Our full-colour cloudspotting handbook is now available. This beautiful little publication is filled with amazing photographs from society members of all the common cloud types as well as many rare and unusual clouds and optical effects. ‘The Cloud Collector’s Handbook’ has rounded corners so that it will fit into the pocket easily, allowing cloudspotters to identify a huge range of cloud formations and optical effects anytime and anywhere. But it is not just a reference — it is also a game.
Teachable Moment: Engaging podcasts on science. I particularly like the hands on experiments in the Kitchen Science section http://www.thenakedscientists.com/HTML/content/kitchenscience/ and Garage Science http://www.thenakedscientists.com/HTML/content/kitchenscience/garage-science/

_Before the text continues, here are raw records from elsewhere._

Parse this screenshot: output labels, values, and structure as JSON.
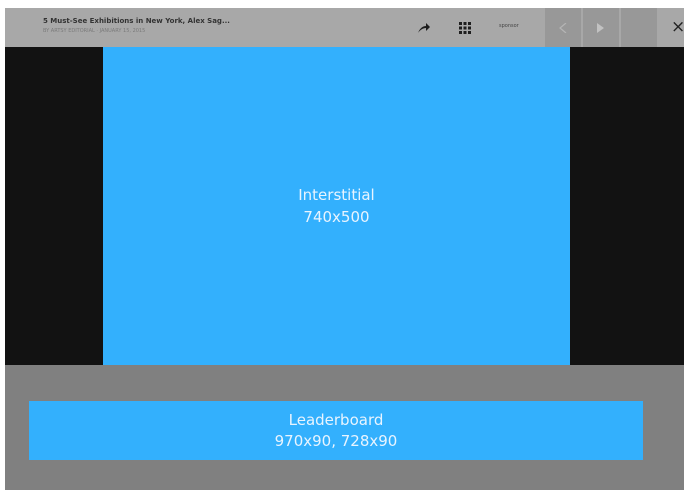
{
  "toolbar": {
    "title": "5 Must-See Exhibitions in New York, Alex Sag...",
    "subtitle": "BY ARTSY EDITORIAL · JANUARY 15, 2015",
    "icons": [
      "share-icon",
      "grid-icon",
      "prev-icon",
      "next-icon",
      "close-icon"
    ],
    "sponsor_label": "sponsor",
    "close_label": "×"
  },
  "interstitial": {
    "line1": "Interstitial",
    "line2": "740x500"
  },
  "leaderboard": {
    "line1": "Leaderboard",
    "line2": "970x90, 728x90"
  },
  "colors": {
    "ad_blue": "#33b0fd",
    "backdrop": "#808080",
    "toolbar": "#a8a8a8",
    "band": "#121212"
  }
}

The Naked Scientists are a media-savvy group of physicians and researchers from Cambridge University who use radio, live lectures, and the Internet to strip science down to its bare essentials, and promote it to the general public. Their award winning BBC weekly radio programme, The Naked Scientists, reaches a potential audience of 6 million listeners across the east of England, and also has an international following on the web.
Japan's damaged nuclear plant in Fukushima has been emitting radioactive iodine and caesium at levels approaching those seen in the aftermath of the Chernobyl accident in 1986. Austrian researchers have used a worldwide network of radiation detectors – designed to spot clandestine nuclear bomb tests – to show that iodine-131 is being released at daily levels 73 per cent of those seen after the 1986 disaster. The daily amount of caesium-137 released from Fukushima Daiichi is around 60 per cent of the amount released from Chernobyl.
The NOAA polar-orbiting satellites (POES) have been collecting sea surface temperature data for over 22 years. This animation is a compilation of that data from January 1985 - January 2007. Of note are the changes in the Gulf Stream, El Nino and La Nina cycles in the Pacific, and the seansonal changes in sea ice cove.
The National Science Digital Library (NSDL) is a national network of digital envirionments dedicated to advancing science, technology, engineering, and mathematics (STEM) teaching and learning for all learners, in both formal and informal settings. NSDL is the locus of activity for the National STEM Distributed Learning program.
NSDL advances teaching and learning by providing:
Today humanity uses the equivalent of 1.51 planets to provide the resources we use and absorb our waste. This means it now takes the Earth one year and five months to regenerate what we use in a year (Global Footprint Network 2010).
What is Biocapacity?
Biocapacity is shorthand for biological capacity, which is the ability of an ecosystem to produce useful biological materials and to absorb wastes generated by humans.
What is the Ecological Footprint?
Meteorologist Dave Eichorn explains climate change in this introductory segment of A Meteorologist on Climate Change video series.
The lottery of birth is responsible for much of who we are. If you were not born in the country you were, what would your life be like? Would you be the same person?
IfItWereMyHome.com is your gateway to understanding life outside your home. Use our country comparison tool to compare living conditions in your own country to those of another. Start by selecting a region to compare on the map to the right, and begin your exploration.